Consider having an agreement – informal or formal, depending on whether or not you think you’ll need to refer back to it – that actually lays out the commitment each is agreeing to. How many times a week will you each work out? Will you work out together all the time, or will you sometimes work out on your own?
Remember that having a partner is all about accountability, and that goes for outside of the gym, too. Text or call through the week to ask how your buddy is doing. See if he or she needs some extra support, or just someone to laugh about sore muscles with!
Then, before the start of each workout, ask, “How can I help you today?”. On some days, your partner may need an extra push when they’re feeling a bit down or have low energy, while on others, he or she may need a little less help. It’s good to have an overall plan for the type of support each of you prefers, but don’t be afraid to build in some flexibility.
If it’s helpful, try a system of consequences and rewards! If one of you skips a workout, it’s an extra ten push-ups the next time you’re together. Or, whoever logs the most miles in three months gets a car wash from the other. Just try not to make these rewards food-based, which defeats the purpose of working out.
And whether it’s at the beginning or after you’ve started the program, don’t feel like you have to go it alone. Perhaps the two of you would work best with a third party overseeing your workouts – a personal trainer or a group fitness instructor – and then, the way that you support each other is by showing up and by cheering the other on.

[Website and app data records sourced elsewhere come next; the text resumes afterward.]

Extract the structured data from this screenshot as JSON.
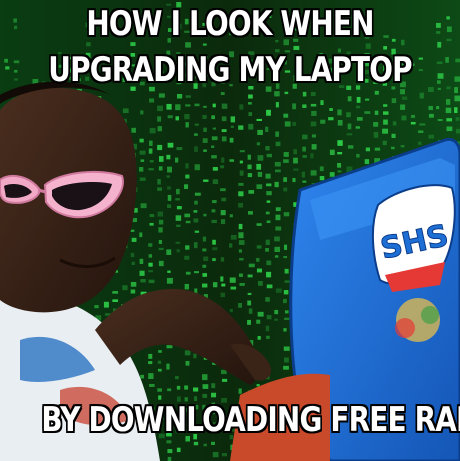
{
  "caption": {
    "top_line1": "HOW I LOOK WHEN",
    "top_line2": "UPGRADING MY LAPTOP",
    "bottom": "BY DOWNLOADING FREE RAM"
  },
  "laptop": {
    "logo_text": "SHS"
  },
  "colors": {
    "matrix_green": "#2fd24a",
    "laptop_blue": "#1d6fd6",
    "sunglasses_pink": "#f2a9c6",
    "skin": "#3a2418"
  }
}
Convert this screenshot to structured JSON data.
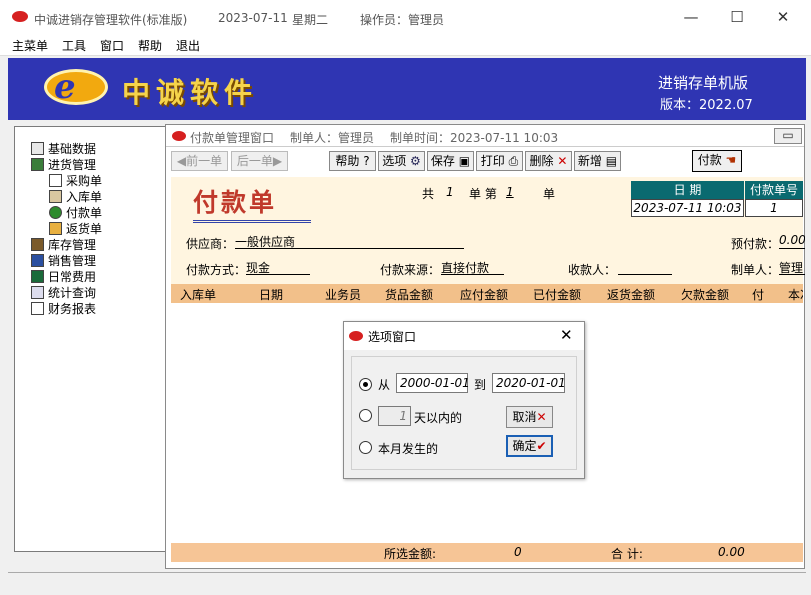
{
  "titlebar": {
    "app_title": "中诚进销存管理软件(标准版)",
    "date": "2023-07-11",
    "weekday": "星期二",
    "operator": "操作员：管理员",
    "min": "—",
    "max": "☐",
    "close": "✕"
  },
  "menu": [
    "主菜单",
    "工具",
    "窗口",
    "帮助",
    "退出"
  ],
  "banner": {
    "brand": "中诚软件",
    "edition": "进销存单机版",
    "version": "版本：2022.07",
    "logo_letter": "e"
  },
  "sidebar": {
    "items": [
      "基础数据",
      "进货管理",
      "采购单",
      "入库单",
      "付款单",
      "返货单",
      "库存管理",
      "销售管理",
      "日常费用",
      "统计查询",
      "财务报表"
    ]
  },
  "child": {
    "caption": "付款单管理窗口",
    "maker": "制单人：管理员",
    "make_time": "制单时间：2023-07-11 10:03",
    "toolbar": {
      "prev": "◀前一单",
      "next": "后一单▶",
      "help": "帮助",
      "select": "选项",
      "save": "保存",
      "print": "打印",
      "delete": "删除",
      "new": "新增",
      "pay": "付款"
    },
    "doc_title": "付款单",
    "total_label": "共",
    "total_count": "1",
    "unit_label": "单 第",
    "current_index": "1",
    "unit_label2": "单",
    "date_header": "日 期",
    "doc_no_header": "付款单号",
    "date_value": "2023-07-11 10:03",
    "doc_no_value": "1",
    "supplier_label": "供应商：",
    "supplier_value": "一般供应商",
    "prepay_label": "预付款：",
    "prepay_value": "0.00",
    "paymethod_label": "付款方式：",
    "paymethod_value": "现金",
    "source_label": "付款来源：",
    "source_value": "直接付款",
    "payee_label": "收款人：",
    "payee_value": "",
    "creator_label": "制单人：",
    "creator_value": "管理",
    "columns": [
      "入库单",
      "日期",
      "业务员",
      "货品金额",
      "应付金额",
      "已付金额",
      "返货金额",
      "欠款金额",
      "付",
      "本次"
    ],
    "footer": {
      "selected_label": "所选金额:",
      "selected_value": "0",
      "total_label": "合 计:",
      "total_value": "0.00"
    }
  },
  "dialog": {
    "title": "选项窗口",
    "close": "✕",
    "from_label": "从",
    "from_value": "2000-01-01",
    "to_label": "到",
    "to_value": "2020-01-01",
    "days_value": "1",
    "days_label": "天以内的",
    "month_label": "本月发生的",
    "cancel": "取消",
    "ok": "确定"
  },
  "colors": {
    "banner": "#2f35b3",
    "brand_text": "#f6d44b",
    "doc_title": "#c0392b",
    "grid_header": "#f2c08a",
    "form_bg": "#fff5e0",
    "dark_teal": "#0a6a70"
  }
}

Now you’ve found your partner and you’re both committed, what workouts and moves can you try? The most effective workouts are those that are fun and challenging and target the entire body.